One of the words that seemed to keep jumping out at me tonight was the term “non-profit.”
Some of this might have been because I’m still processing the thought-provoking new book I just finished called Uncharitable by Dan Pallotta which researches the origins of why we think of and require charities to be not-for-profit organizations. Dan discovered that the non-profit mandate is an American invention which came out of early American Puritan (Christian) doctrine. Puritans believed in the “depravity of man” and so worried that growing materialism would lead to “worldliness” and corruption. So, they instituted charity as a penance for making money. “So, how could you possibly make money helping the poor if helping the poor was your penance for making money?”
So, today we talk about “the non-profit sector” and the predominant description and defining characteristic of charities is that they are “non-profit”. Why do we focus on this? Why do we focus on what they’ve “not” vs. what they “are”?
There have been attempts to refer to charities as “non-governmental organizations” (NGOs). But again, why the “non” emphasis?
Alternatively, we describe charities as 501c3’s (based on IRS section which authorizes their tax treatment). But, we don’t refer to attempting-to-earn-profit companies predominantly as “C Corps”, “S Corps” and other government technical descriptions, do we?
Automobiles were once called horseless carriages. But that didn’t last too long because they were important enough to get their own defining category.

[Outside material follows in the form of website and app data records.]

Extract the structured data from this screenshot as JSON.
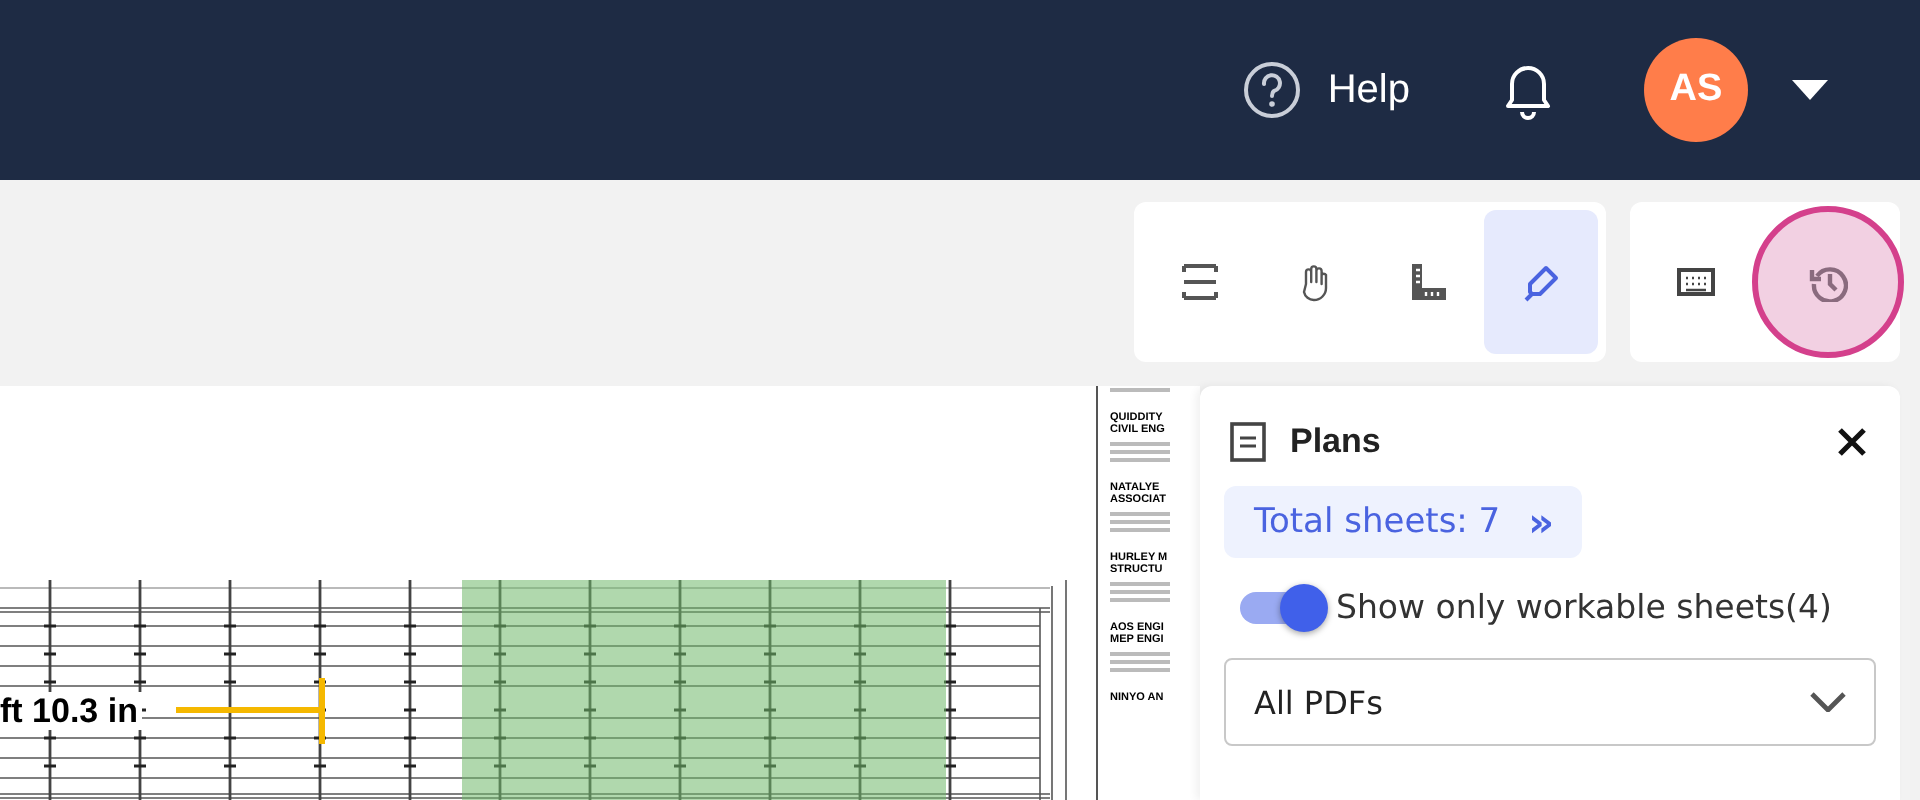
{
  "header": {
    "help_label": "Help",
    "avatar_initials": "AS"
  },
  "tools": [
    {
      "kind": "fit",
      "selected": false
    },
    {
      "kind": "hand",
      "selected": false
    },
    {
      "kind": "ruler",
      "selected": false
    },
    {
      "kind": "marker",
      "selected": true
    }
  ],
  "side_tools": [
    {
      "kind": "keyboard",
      "selected": false
    },
    {
      "kind": "history",
      "selected": true
    }
  ],
  "document": {
    "measurement": "ft 10.3 in",
    "title_block": [
      "QUIDDITY",
      "CIVIL ENG",
      "NATALYE",
      "ASSOCIAT",
      "HURLEY M",
      "STRUCTU",
      "AOS ENGI",
      "MEP ENGI",
      "NINYO AN"
    ]
  },
  "plans_panel": {
    "title": "Plans",
    "total_sheets": "Total sheets: 7",
    "expand_glyph": "»",
    "workable_toggle": {
      "on": true,
      "label": "Show only workable sheets(4)"
    },
    "filter": {
      "value": "All PDFs"
    }
  }
}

I think language matters. By constantly referring to charities as “non-profits” or “NGOs” we are continuing to re-enforce the belief that these organizations … many of whom are seeking to solutions to the largest and most important social challenges of our generation … as 2nd class citizens or somehow not that important.
I have been as guilty as anyone of this language issue. So, I’ve decided to take a small step and to stop using the terms “non-profit”, “not-for-profit” and “NGO” and to start experimenting with new language which is more positive and reflective of the importance and value of charities.
I’m going to experiment with terms like “for benefit organizations” and “social enterprises” and other terms. I’m not sure what term will “win out”, but I’m interested in the feedback and reactions of people as I start on this new language trail.
And this doesn’t even begin to address the question about why charities can’t earn profits… (I know they can technically do so in some circumstances, but it gets pretty complicated with IRS)